REQUIRED ACTION:
Only the lines of the data holding the string "Colegio" need to be returned.

#### DATA PROVIDED

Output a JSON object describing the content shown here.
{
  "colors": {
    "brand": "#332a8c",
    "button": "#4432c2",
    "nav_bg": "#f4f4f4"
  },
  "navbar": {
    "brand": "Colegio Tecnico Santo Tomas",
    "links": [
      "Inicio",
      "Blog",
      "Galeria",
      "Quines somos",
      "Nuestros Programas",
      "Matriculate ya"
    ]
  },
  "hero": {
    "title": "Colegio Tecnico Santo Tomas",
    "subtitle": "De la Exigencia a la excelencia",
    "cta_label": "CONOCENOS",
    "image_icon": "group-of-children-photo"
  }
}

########

TASK OUTPUT:
    "brand": "Colegio Tecnico Santo Tomas",
    "title": "Colegio Tecnico Santo Tomas",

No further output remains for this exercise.